This makes the cuisine in Marseille completely different to anywhere in France, fusing Mediterranean ingredients with North African spices. My trip there had two aims, watch England kick off their ultimately disappointing Euro 2016 campaign against Russia and track down the city's culinary gift to the world, bouillabaisse.
So my first point of call when I arrived in Marseille was to throw on my England top, buy a couple of baguettes from the nearest boulanger patissier, and take a photo of myself. "When in France, buy a baguette!"
The streets were full of little bakeries offering selections of North African sweet and savory delights. I tried to ask the bakers what spices they used and what they had on offer, but being a typical Brit abroad my French only extended to "merci." Thankfully a fellow customer who spoke English was happy to translate. The spices and aromatics they used in their bakery were rose petals, orange flowers, cinnamon and cardamon.
The cuisine in Marseille is very different compared to other places in France. The frequent use of spices combined with the local ingredients make Marseille the gastronomic centre of southern France.
Saladin's spice market is located a brisk 5 minute walk from the old port. Walking in I was greeted with a hefty kick off aromatic spices and suspicion. I guess they haven't had many England fans walking in showing a genuine curiosity of their commodities. The shop offered a variety of blends, spices, dried fruits and nuts.
So while I was browsing around the shop and taking photos, I was asked by one of the workers why I was so curious about spices. So I proceeded to them tell him about the Spicery, I showed him our spice store page which brought a sense of surprise out of him.

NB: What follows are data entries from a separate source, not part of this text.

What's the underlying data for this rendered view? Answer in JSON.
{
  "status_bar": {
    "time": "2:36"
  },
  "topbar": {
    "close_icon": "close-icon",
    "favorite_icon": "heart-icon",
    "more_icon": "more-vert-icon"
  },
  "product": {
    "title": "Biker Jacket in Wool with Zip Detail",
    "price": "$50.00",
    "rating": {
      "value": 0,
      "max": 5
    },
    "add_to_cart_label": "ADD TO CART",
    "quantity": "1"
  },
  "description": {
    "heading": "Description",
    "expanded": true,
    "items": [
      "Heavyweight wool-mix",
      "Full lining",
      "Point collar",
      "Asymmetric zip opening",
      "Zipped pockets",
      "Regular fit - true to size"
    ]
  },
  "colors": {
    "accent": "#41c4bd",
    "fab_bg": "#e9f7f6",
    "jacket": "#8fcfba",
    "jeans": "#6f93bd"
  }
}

He was surprised that there would be a market for spices in England - maybe he thought our cuisine only extended to fish and chips!

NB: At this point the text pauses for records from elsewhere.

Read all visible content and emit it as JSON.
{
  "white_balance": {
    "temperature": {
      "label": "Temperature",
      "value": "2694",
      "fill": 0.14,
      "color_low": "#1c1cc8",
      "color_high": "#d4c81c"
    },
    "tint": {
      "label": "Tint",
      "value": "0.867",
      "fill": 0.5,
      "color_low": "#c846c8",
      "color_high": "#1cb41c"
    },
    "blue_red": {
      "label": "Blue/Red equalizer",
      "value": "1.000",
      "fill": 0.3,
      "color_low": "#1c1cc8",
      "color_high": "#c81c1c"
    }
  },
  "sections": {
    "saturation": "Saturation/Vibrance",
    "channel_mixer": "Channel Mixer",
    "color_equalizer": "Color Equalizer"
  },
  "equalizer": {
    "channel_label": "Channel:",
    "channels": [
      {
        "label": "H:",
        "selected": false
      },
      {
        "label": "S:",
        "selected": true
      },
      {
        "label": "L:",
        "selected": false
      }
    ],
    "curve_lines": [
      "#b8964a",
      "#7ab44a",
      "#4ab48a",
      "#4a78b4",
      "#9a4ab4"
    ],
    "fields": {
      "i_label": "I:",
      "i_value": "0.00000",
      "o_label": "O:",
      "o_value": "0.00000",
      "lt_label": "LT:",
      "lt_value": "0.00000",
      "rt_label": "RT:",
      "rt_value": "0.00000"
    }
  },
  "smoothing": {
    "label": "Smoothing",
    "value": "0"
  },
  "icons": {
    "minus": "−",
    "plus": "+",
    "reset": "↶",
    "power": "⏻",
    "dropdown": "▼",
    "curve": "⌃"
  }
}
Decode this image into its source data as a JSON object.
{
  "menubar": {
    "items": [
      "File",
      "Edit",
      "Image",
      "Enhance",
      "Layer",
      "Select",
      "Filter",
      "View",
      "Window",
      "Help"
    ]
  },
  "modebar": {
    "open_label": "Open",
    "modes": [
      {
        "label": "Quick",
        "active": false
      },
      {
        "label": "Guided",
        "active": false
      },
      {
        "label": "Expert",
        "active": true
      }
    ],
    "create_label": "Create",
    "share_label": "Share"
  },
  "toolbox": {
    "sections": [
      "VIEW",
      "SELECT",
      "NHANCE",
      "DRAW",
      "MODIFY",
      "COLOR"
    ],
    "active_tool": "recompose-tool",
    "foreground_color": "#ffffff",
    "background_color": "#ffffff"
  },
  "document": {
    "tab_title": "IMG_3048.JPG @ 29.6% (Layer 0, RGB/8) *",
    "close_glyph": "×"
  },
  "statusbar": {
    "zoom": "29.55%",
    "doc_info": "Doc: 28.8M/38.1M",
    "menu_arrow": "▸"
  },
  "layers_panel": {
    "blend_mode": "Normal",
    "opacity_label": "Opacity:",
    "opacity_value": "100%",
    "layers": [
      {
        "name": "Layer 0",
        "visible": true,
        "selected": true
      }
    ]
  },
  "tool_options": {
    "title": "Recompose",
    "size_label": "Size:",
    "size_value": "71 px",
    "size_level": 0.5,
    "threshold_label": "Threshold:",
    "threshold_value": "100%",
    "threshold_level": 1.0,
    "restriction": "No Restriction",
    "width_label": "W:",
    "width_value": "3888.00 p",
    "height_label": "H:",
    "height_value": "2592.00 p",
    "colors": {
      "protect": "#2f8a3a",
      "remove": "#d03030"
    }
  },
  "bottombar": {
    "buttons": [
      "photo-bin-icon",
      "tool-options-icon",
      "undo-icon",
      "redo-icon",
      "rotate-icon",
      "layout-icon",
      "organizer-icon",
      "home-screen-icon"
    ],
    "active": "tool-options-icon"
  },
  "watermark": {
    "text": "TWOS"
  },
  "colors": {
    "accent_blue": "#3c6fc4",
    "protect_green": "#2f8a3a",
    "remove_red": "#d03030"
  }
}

I notice they had on offer a variety of blends many which we have back home, so for product development and quality control I brought some samples of their blends home so we could compare it to our current blends and see if there was any room for improvement. They offered blends from all around the world, from garam masala to creole spices.
The spice blends we associate with North African cuisine such as berbere, harira, ras el hanout and tagine spices were all made according to family recipes. Due to the large Maghreb population in Marseille it is evident that their culture has left a mark on Provence cuisine - the use of ras el hanout in Bouillabaisse is a example of this.

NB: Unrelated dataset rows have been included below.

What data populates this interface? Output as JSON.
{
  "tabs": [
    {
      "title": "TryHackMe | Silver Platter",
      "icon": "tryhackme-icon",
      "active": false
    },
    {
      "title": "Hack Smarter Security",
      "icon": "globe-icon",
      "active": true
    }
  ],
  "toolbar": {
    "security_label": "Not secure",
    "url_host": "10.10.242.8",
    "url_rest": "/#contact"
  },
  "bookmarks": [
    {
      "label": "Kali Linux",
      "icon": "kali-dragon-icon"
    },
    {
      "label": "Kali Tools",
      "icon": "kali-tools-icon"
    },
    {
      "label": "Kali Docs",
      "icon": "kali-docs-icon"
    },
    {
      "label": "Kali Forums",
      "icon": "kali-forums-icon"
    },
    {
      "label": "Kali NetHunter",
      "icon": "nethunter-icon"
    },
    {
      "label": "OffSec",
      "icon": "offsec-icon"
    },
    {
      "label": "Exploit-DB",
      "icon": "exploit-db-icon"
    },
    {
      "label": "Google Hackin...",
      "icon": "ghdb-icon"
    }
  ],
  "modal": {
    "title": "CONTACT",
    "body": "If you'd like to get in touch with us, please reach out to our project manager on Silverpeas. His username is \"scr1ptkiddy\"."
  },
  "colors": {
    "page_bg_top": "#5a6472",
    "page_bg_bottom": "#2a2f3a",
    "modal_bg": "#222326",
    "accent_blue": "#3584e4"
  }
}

As I entered one of the most upmarket restaurant I've been to in a very long time I was greeted with a sense of amusement by the front of house, as if I was a lost tourist in a full Nike tracksuit looking for a kebab shop. I asked if they sold bouillabaisse and the front of house looked surprised, I guess they haven't had many England fans asking for fish soup. The bouillabaisse was served alongside sliced baguettes and a rouille, which was basically mayonnaise spiced with garlic and saffron. The bouillabaisse was glorious, it had a very deep fishy savoury flavor served with fillets of hake, mussels and lagoustines, and the icing on the cake: half a lobster.